  • Section 54 of the RBI act provides that the bank shall create special Agricultural Credit Development Fund and department to perform the following functionsTo maintain expert staff to study all questions of agricultural credit and to make funds available after consulting the central government, state cooperative bank and other banking organizationTo coordinate the operations of the bank with agricultural credit and its relations with state cooperative bank and other banking organizations engaged in the business of agricultural credit

  • Banks contributions to the development of cooperative movementPrincely statesCredit limitGeneral policy of RBIIn 1942 RBI started providing financeIn 1944 RBI provided financial assistance

  • RBI convened a conference of official and non official people connected with cooperative movement in 1951. this conference considered various problems related to this movement. Following recommendations were made-Important and positive roleProcedure for providing assistanceNew framework for providing assistanceRBI took certain steps to light of this recommendation. The steps are:Procedure for providing financial assistance was liberalizedLoans for seasonal operationAssistance for agriculture as well as marketing

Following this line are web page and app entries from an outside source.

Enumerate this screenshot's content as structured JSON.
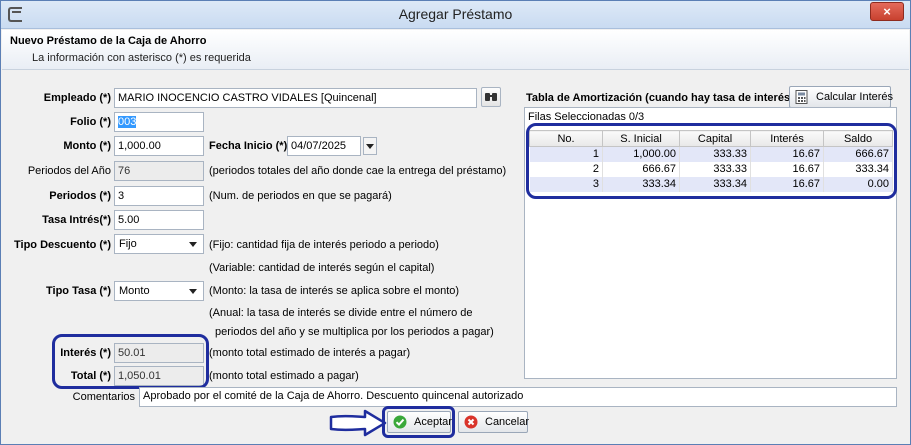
{
  "window": {
    "title": "Agregar Préstamo",
    "close_glyph": "×"
  },
  "header": {
    "title": "Nuevo Préstamo de la Caja de Ahorro",
    "subtitle": "La información con asterisco (*) es requerida"
  },
  "form": {
    "empleado": {
      "label": "Empleado (*)",
      "value": "MARIO INOCENCIO CASTRO VIDALES [Quincenal]"
    },
    "folio": {
      "label": "Folio (*)",
      "value": "003"
    },
    "monto": {
      "label": "Monto (*)",
      "value": "1,000.00"
    },
    "fecha_inicio": {
      "label": "Fecha Inicio (*)",
      "value": "04/07/2025"
    },
    "periodos_anio": {
      "label": "Periodos del Año",
      "value": "76",
      "hint": "(periodos totales del año donde cae la entrega del préstamo)"
    },
    "periodos": {
      "label": "Periodos (*)",
      "value": "3",
      "hint": "(Num. de periodos en que se pagará)"
    },
    "tasa_interes": {
      "label": "Tasa Intrés(*)",
      "value": "5.00"
    },
    "tipo_descuento": {
      "label": "Tipo Descuento (*)",
      "value": "Fijo",
      "hint1": "(Fijo: cantidad fija de interés periodo a periodo)",
      "hint2": "(Variable: cantidad de interés según el capital)"
    },
    "tipo_tasa": {
      "label": "Tipo Tasa (*)",
      "value": "Monto",
      "hint1": "(Monto: la tasa de interés se aplica sobre el monto)",
      "hint2": "(Anual: la tasa de interés se divide entre el número de",
      "hint3": "periodos del año y se multiplica por los periodos a pagar)"
    },
    "interes": {
      "label": "Interés (*)",
      "value": "50.01",
      "hint": "(monto total estimado de interés a pagar)"
    },
    "total": {
      "label": "Total (*)",
      "value": "1,050.01",
      "hint": "(monto total estimado a pagar)"
    },
    "comentarios": {
      "label": "Comentarios",
      "value": "Aprobado por el comité de la Caja de Ahorro. Descuento quincenal autorizado"
    }
  },
  "amortization": {
    "title": "Tabla de Amortización (cuando hay tasa de interés)",
    "calc_button": "Calcular Interés",
    "selected_rows": "Filas Seleccionadas  0/3",
    "columns": [
      "No.",
      "S. Inicial",
      "Capital",
      "Interés",
      "Saldo"
    ],
    "rows": [
      [
        "1",
        "1,000.00",
        "333.33",
        "16.67",
        "666.67"
      ],
      [
        "2",
        "666.67",
        "333.33",
        "16.67",
        "333.34"
      ],
      [
        "3",
        "333.34",
        "333.34",
        "16.67",
        "0.00"
      ]
    ]
  },
  "buttons": {
    "accept": "Aceptar",
    "cancel": "Cancelar"
  },
  "colors": {
    "highlight": "#1f2d9e",
    "title_bar": "#c9dbf1",
    "close_button": "#c8412f",
    "row_alt": "#e3e7f8"
  }
}
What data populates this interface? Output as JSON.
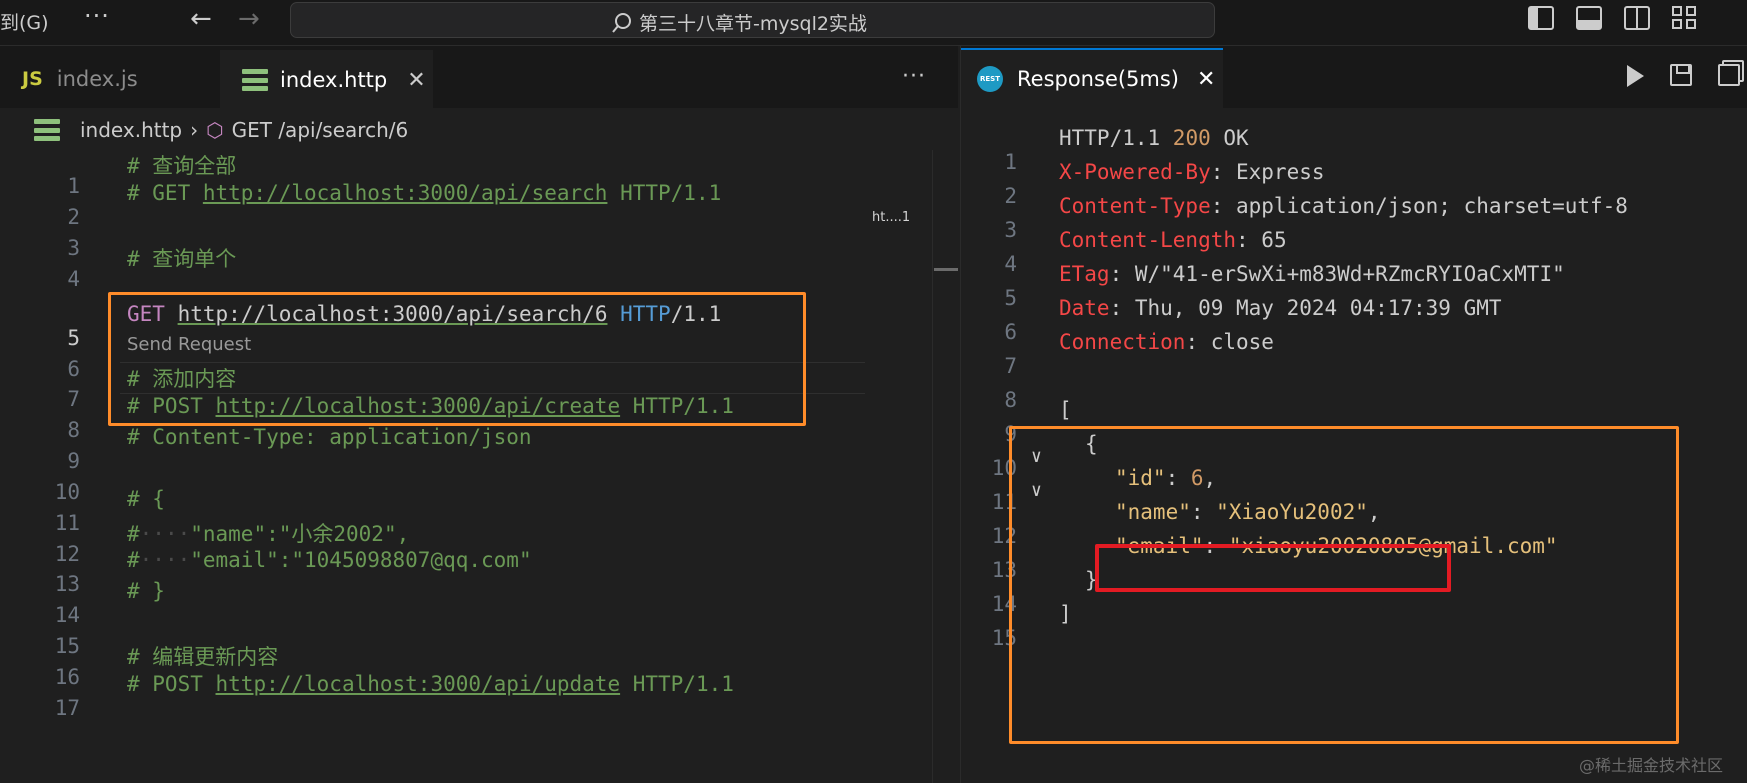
{
  "titlebar": {
    "menu_label": "到(G)",
    "more_label": "···",
    "back_label": "←",
    "forward_label": "→",
    "search_icon": "search-icon",
    "search_text": "第三十八章节-mysql2实战"
  },
  "editor": {
    "tabs": [
      {
        "badge": "JS",
        "label": "index.js"
      },
      {
        "label": "index.http",
        "close": "✕"
      }
    ],
    "more_label": "···",
    "breadcrumb": {
      "file": "index.http",
      "separator": "›",
      "item": "GET /api/search/6"
    },
    "codelens": "Send Request",
    "minimap_label": "ht....1",
    "lines": [
      {
        "n": "1"
      },
      {
        "n": "2"
      },
      {
        "n": "3"
      },
      {
        "n": "4"
      },
      {
        "n": "5"
      },
      {
        "n": "6"
      },
      {
        "n": "7"
      },
      {
        "n": "8"
      },
      {
        "n": "9"
      },
      {
        "n": "10"
      },
      {
        "n": "11"
      },
      {
        "n": "12"
      },
      {
        "n": "13"
      },
      {
        "n": "14"
      },
      {
        "n": "15"
      },
      {
        "n": "16"
      },
      {
        "n": "17"
      }
    ],
    "code": {
      "l1": "# 查询全部",
      "l2_prefix": "# GET ",
      "l2_url": "http://localhost:3000/api/search",
      "l2_suffix": " HTTP/1.1",
      "l4": "# 查询单个",
      "l5_method": "GET",
      "l5_url": "http://localhost:3000/api/search/6",
      "l5_proto": "HTTP",
      "l5_ver": "/1.1",
      "l7": "# 添加内容",
      "l8_prefix": "# POST ",
      "l8_url": "http://localhost:3000/api/create",
      "l8_suffix": " HTTP/1.1",
      "l9": "# Content-Type: application/json",
      "l11": "# {",
      "l12_hash": "#",
      "l12_dots": "····",
      "l12_text": "\"name\":\"小余2002\",",
      "l13_hash": "#",
      "l13_dots": "····",
      "l13_text": "\"email\":\"1045098807@qq.com\"",
      "l14": "# }",
      "l16": "# 编辑更新内容",
      "l17_prefix": "# POST ",
      "l17_url": "http://localhost:3000/api/update",
      "l17_suffix": " HTTP/1.1"
    }
  },
  "response": {
    "tab_icon_text": "REST",
    "tab_label": "Response(5ms)",
    "tab_close": "✕",
    "lines": [
      "1",
      "2",
      "3",
      "4",
      "5",
      "6",
      "7",
      "8",
      "9",
      "10",
      "11",
      "12",
      "13",
      "14",
      "15"
    ],
    "status_proto": "HTTP/1.1 ",
    "status_code": "200",
    "status_text": " OK",
    "headers": [
      {
        "key": "X-Powered-By",
        "value": ": Express"
      },
      {
        "key": "Content-Type",
        "value": ": application/json; charset=utf-8"
      },
      {
        "key": "Content-Length",
        "value": ": 65"
      },
      {
        "key": "ETag",
        "value": ": W/\"41-erSwXi+m83Wd+RZmcRYIOaCxMTI\""
      },
      {
        "key": "Date",
        "value": ": Thu, 09 May 2024 04:17:39 GMT"
      },
      {
        "key": "Connection",
        "value": ": close"
      }
    ],
    "fold_icon": "∨",
    "json": {
      "open_bracket": "[",
      "open_brace": "{",
      "id_key": "\"id\"",
      "id_value": "6",
      "name_key": "\"name\"",
      "name_value": "\"XiaoYu2002\"",
      "email_key": "\"email\"",
      "email_value": "\"xiaoyu20020805@gmail.com\"",
      "close_brace": "}",
      "close_bracket": "]",
      "colon": ": ",
      "comma": ","
    }
  },
  "watermark": "@稀土掘金技术社区",
  "colors": {
    "accent": "#0078d4",
    "highlight_orange": "#ff8c2a",
    "highlight_red": "#e31b23"
  }
}
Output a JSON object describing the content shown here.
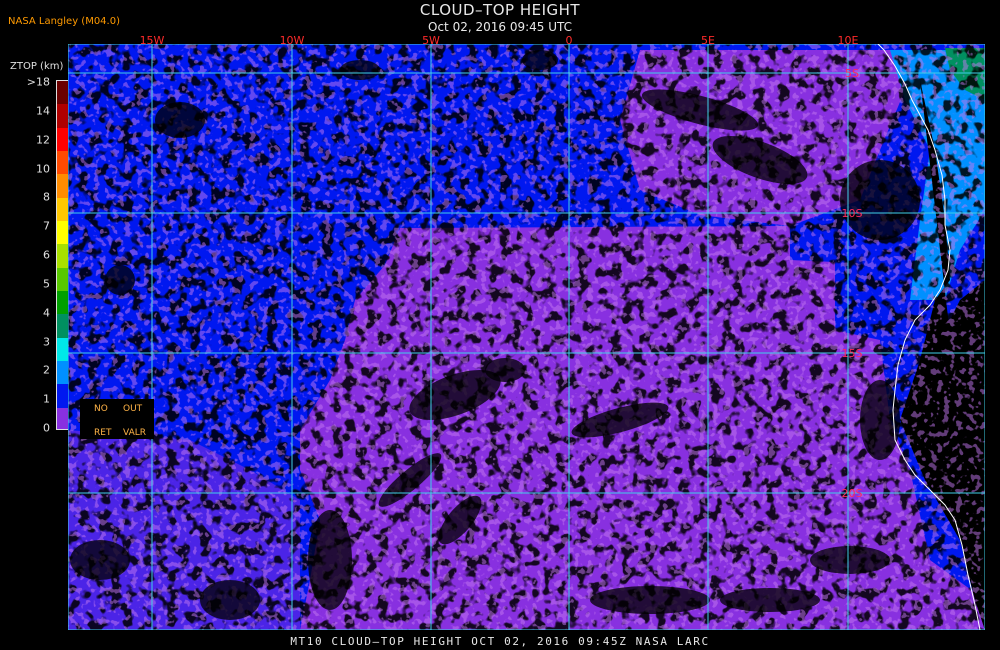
{
  "header": {
    "title": "CLOUD–TOP HEIGHT",
    "subtitle": "Oct 02, 2016 09:45 UTC",
    "provider": "NASA Langley (M04.0)"
  },
  "legend": {
    "title": "ZTOP (km)",
    "labels": [
      ">18",
      "14",
      "12",
      "10",
      "8",
      "7",
      "6",
      "5",
      "4",
      "3",
      "2",
      "1",
      "0"
    ],
    "colors": [
      "#6b0000",
      "#b00000",
      "#ff0000",
      "#ff4a00",
      "#ff8c00",
      "#ffc800",
      "#ffff00",
      "#a8e000",
      "#58c800",
      "#00a000",
      "#009060",
      "#00e8e8",
      "#0090ff",
      "#0018f0",
      "#8830e0"
    ],
    "no_ret": [
      "NO",
      "RET"
    ],
    "out_valr": [
      "OUT",
      "VALR"
    ]
  },
  "colors": {
    "level_0_1": "#8830e0",
    "level_1_2": "#0018f0",
    "level_2_3": "#0090ff",
    "level_3_4": "#00e8e8",
    "level_4_5": "#009060",
    "no_retrieval": "#000000",
    "grid": "#40d0e8",
    "coastline": "#ffffff",
    "lon_label": "#ff2a2a",
    "lat_label": "#ff2a5a"
  },
  "map": {
    "lon_labels": [
      "15W",
      "10W",
      "5W",
      "0",
      "5E",
      "10E"
    ],
    "lat_labels": [
      "5S",
      "10S",
      "15S",
      "20S"
    ]
  },
  "footer": {
    "caption": "MT10  CLOUD–TOP HEIGHT   OCT 02, 2016 09:45Z   NASA LARC"
  }
}
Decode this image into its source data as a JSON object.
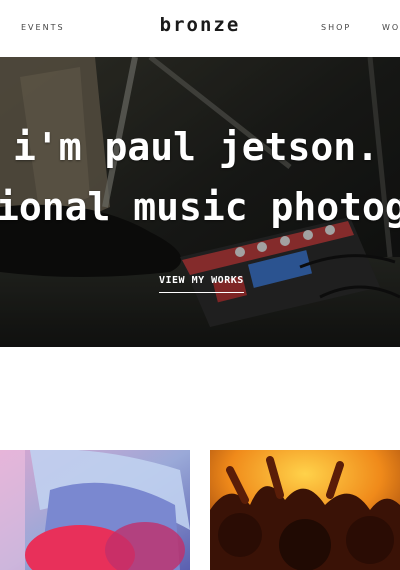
{
  "nav": {
    "left_link": "EVENTS",
    "brand": "bronze",
    "right_links": [
      "SHOP",
      "WO"
    ]
  },
  "hero": {
    "line1": "i'm paul jetson.",
    "line2": "ional music photog",
    "cta_label": "VIEW MY WORKS"
  },
  "gallery": {
    "items": [
      "portrait-photo",
      "concert-crowd-photo"
    ]
  },
  "colors": {
    "hero_overlay": "#1e1f1c",
    "gallery_left_accent": "#e8305a",
    "gallery_right_accent": "#f08a1a"
  }
}
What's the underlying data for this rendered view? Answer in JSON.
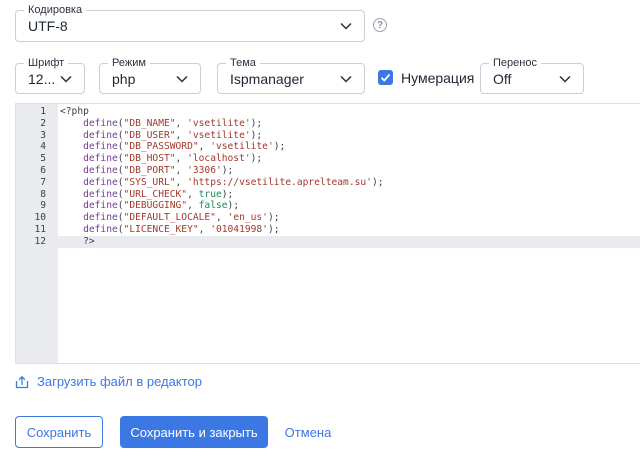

  • Standing advisory committeeRBI redesigned its agricultural credit departmentRural credit channelizationThe role of RBI further increased after the publication of all India rural credit survey in 1954The integrated scheme for rural development was great landmark in the development of cooperative movement in IndiaNational Agricultural Credit FundRBI performed financial and promotional functionsRBI established Agricultural Credit BoardIn 1982 NABARD Established